■ GIVEN DATA
▼

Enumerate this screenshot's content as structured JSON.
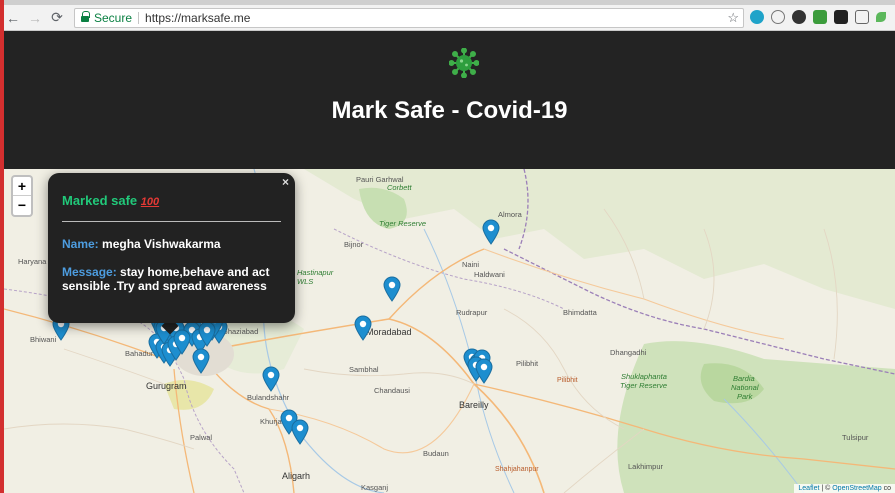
{
  "browser": {
    "secure_label": "Secure",
    "url": "https://marksafe.me",
    "back_icon": "arrow-back-icon",
    "forward_icon": "arrow-forward-icon",
    "reload_icon": "reload-icon",
    "star_icon": "star-icon"
  },
  "header": {
    "logo_icon": "virus-icon",
    "title": "Mark Safe - Covid-19"
  },
  "map": {
    "zoom_in": "+",
    "zoom_out": "−",
    "attribution": {
      "leaflet": "Leaflet",
      "sep": " | © ",
      "osm": "OpenStreetMap",
      "tail": " co"
    },
    "places": {
      "pauri_garhwal": "Pauri Garhwal",
      "corbett": "Corbett",
      "tiger_reserve": "Tiger Reserve",
      "almora": "Almora",
      "haldwani": "Haldwani",
      "nainital": "Naini",
      "bijnor": "Bijnor",
      "moradabad": "Moradabad",
      "rudrapur": "Rudrapur",
      "bhimdatta": "Bhimdatta",
      "dhangadhi": "Dhangadhi",
      "bardia": "Bardia",
      "national": "National",
      "park": "Park",
      "shuklaphanta": "Shuklaphanta",
      "tiger_reserve2": "Tiger Reserve",
      "haryana": "Haryana",
      "bhiwani": "Bhiwani",
      "bahadurgarh": "Bahadur",
      "gurugram": "Gurugram",
      "ghaziabad": "Ghaziabad",
      "sambhal": "Sambhal",
      "pilibhit": "Pilibhit",
      "pilibhit2": "Pilibhit",
      "chandausi": "Chandausi",
      "bareilly": "Bareilly",
      "bulandshahr": "Bulandshahr",
      "khurja": "Khurja",
      "palwal": "Palwal",
      "aligarh": "Aligarh",
      "budaun": "Budaun",
      "shahjahanpur": "Shahjahanpur",
      "lakhimpur": "Lakhimpur",
      "tulsipur": "Tulsipur",
      "kasganj": "Kasganj",
      "hastinapur": "Hastinapur",
      "wls": "WLS"
    },
    "marker_icon": "map-pin-icon"
  },
  "popup": {
    "close": "×",
    "title": "Marked safe",
    "title_emoji": "100",
    "name_key": "Name:",
    "name_value": "megha Vishwakarma",
    "message_key": "Message:",
    "message_value": "stay home,behave and act sensible .Try and spread awareness"
  },
  "colors": {
    "header_bg": "#232323",
    "popup_bg": "#222222",
    "accent_green": "#21c97a",
    "key_blue": "#4d9de0",
    "marker_blue": "#1d8ecf"
  }
}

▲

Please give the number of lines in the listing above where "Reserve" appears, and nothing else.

2